Well, along came Paul, of course. It's a nice binary, sweet Jesus and nasty Paul, and, yes, the Pauline sections of the New Testament, have some much more uncomfortable elements than the Gospels (except for rich people, for whom the Gospels contain a lot of uncomfortable stuff). It's all too easy to make Paul the villain of the piece; he dominates the New Testament, perhaps even more than Jesus does. He is also a central figure in resolving the role of the Mosaic law, Christianity and Gentiles. After Paul, it is no longer necessary for Gentiles to be subject to the Law if they become Christian; it's also not necessary for Jews or Samaritans who become Christian to be subject to the Law either. That's a major change, a significant change. But did Paul invent Christianity? No, it was already there, in some respects you could say it even invented Paul (as my colleague Ed Conrad would say). He gets jumbled up with John and Matthew and Mark and the author of Hebrews, not to mention Peter and Jude and, for a while, with Clement, Barnabas and Hermas too. And if he's not their author(ity) then someone gives him the Pastorals too (and Laodiceans and 3 Corinthians).

I find the binary too neat and tidy and I also think it exists to let Jesus off the hook. Is it really so unimaginable that Jesus invented his own mythology rather than it being imposed upon him by latter day Pauls or Johns or even Constantines? But that makes Jesus rather alien and strange. My own personal view is that if we had a time probe and could snatch Jesus from 1st century Palestine and bring him forward in time we would find him a most bizarre and disturbing figure, not the sweet sage of bourgeois imagination. I'm sure that the authorities of our time wouldn't hesitate to certify him insane (and also Paul, and John and Mary Magdalene and Peter and Joanna and Thomas and Susanna and Matthew and Mark and Junia and Mary his mother and James and probably old Rabbi Akiva and Sabbatai Tzvi too if they were likewise caught up in our time probe). Certainly I can see how a first century Jew could consider himself (or herself), and be considered by other Jews, a heavenly being, a divine being, the divine being. I can also see how that person could decide that their messianic role was to fully instantiate in their own person, no animal substitute, the Atonement ritual of the High Priest, on earth, in the heavenlies (where there is no animal substitute). In other words, objectively that person takes on religiously motivated suicide. I can see that. It fits my readings of 'Old Testament' and studies of ancient Judaism (and subsequent Judaism too).

So how did Christianity 'fall'? Who is to blame? No one and everyone. If there was no 'fall' it could not have survived. There is no such thing as a pure and pristine original Christianity. It's impossible to recreate the 'Church of New Testament times', we don't know enough about it for a start, all we have is an affect of the text. The 'Fall' of Christianity is itself simply the affect of Christian adaptation and translation for new cultures, new times. With adaptation comes appropriation too. Christianity is Romanised, Hellenised, Germanised, Africanised, Armenianised, Slavonicised... But appropriation works both ways too. The cultures, societies, philosophies and theologies that appropriate Christianity are appropriated by Christianity too. The various ruling classes might adopt Christianity as a powerful spiritual juju but they can't get rid of that radical heart, a source, disturbing and uncomfortable but integrally part of that spiritual juju, from which its power is derived, precisely because it disturbs and challenges.

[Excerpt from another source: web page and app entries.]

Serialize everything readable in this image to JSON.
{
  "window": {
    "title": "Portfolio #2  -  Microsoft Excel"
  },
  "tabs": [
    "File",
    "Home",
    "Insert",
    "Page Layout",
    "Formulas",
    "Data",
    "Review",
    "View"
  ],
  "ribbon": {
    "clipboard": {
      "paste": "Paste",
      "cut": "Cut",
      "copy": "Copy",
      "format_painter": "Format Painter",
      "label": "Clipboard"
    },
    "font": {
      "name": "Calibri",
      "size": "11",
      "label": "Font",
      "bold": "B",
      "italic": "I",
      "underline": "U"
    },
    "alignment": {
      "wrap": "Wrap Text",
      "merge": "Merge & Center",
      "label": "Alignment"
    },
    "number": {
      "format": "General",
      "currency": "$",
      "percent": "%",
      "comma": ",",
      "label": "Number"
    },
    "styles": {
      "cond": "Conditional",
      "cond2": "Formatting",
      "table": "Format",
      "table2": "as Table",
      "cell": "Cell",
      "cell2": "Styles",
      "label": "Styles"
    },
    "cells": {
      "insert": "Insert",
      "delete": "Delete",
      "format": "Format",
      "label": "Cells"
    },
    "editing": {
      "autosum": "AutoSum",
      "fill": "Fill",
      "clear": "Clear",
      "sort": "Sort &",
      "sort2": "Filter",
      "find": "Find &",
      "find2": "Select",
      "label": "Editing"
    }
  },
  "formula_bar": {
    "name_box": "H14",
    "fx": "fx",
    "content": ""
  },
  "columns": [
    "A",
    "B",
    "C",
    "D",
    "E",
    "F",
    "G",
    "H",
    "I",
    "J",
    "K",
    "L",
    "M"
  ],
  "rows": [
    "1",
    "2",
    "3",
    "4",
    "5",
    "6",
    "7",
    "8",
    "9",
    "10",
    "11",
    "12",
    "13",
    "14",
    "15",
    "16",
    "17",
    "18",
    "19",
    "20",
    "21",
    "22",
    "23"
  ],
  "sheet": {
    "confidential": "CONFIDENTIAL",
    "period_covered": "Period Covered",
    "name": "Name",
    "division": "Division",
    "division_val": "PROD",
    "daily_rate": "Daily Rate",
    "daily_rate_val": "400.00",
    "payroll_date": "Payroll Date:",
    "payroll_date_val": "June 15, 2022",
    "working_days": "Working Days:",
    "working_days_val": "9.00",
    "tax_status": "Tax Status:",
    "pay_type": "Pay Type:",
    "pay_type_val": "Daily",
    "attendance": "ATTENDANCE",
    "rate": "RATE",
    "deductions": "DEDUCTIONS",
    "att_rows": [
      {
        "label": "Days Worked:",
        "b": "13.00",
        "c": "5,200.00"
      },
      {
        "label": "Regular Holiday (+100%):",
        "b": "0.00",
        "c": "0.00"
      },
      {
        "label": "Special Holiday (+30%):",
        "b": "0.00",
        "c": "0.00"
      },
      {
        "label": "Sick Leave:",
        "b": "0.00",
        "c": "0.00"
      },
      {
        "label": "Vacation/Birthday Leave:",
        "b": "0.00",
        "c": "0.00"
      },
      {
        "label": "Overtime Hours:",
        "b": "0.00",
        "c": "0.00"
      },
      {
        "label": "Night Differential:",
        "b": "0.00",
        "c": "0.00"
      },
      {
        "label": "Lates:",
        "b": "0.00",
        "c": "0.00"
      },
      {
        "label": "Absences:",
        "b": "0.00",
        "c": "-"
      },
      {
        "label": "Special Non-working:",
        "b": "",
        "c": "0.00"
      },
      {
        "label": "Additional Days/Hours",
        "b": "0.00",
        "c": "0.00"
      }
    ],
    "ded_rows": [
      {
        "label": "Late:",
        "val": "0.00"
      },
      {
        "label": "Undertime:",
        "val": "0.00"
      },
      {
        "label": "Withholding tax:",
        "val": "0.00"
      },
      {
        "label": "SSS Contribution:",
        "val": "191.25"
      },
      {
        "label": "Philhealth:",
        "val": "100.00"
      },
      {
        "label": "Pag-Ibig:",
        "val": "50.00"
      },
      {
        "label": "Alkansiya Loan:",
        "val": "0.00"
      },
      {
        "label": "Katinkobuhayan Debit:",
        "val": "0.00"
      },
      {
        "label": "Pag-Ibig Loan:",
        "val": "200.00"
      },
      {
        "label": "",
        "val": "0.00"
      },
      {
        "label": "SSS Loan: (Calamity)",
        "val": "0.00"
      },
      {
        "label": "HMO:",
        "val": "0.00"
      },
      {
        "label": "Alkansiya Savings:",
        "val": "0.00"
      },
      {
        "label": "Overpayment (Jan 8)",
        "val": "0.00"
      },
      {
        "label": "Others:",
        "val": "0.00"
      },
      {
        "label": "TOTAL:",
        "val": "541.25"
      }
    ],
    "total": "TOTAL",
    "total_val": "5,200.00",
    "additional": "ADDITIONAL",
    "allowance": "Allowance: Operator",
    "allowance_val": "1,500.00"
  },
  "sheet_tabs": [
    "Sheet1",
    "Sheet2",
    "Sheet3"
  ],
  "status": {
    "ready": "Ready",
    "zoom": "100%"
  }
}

I said earlier, that Christianity, perhaps more than any other religion, is haunted by a loss, an absence. Maranatha! Come Lord! the joyous cry within the Eucharist, the aching cry otherwise; and it is this loss, this yearning, this hope too that is part and parcel of that radical heart, destabilising, undermining the boundaries. The hope, the yearning, the radical destabilising are all part and parcel of the mythology and without it they fall apart and fade away.

No comments:

Post a Comment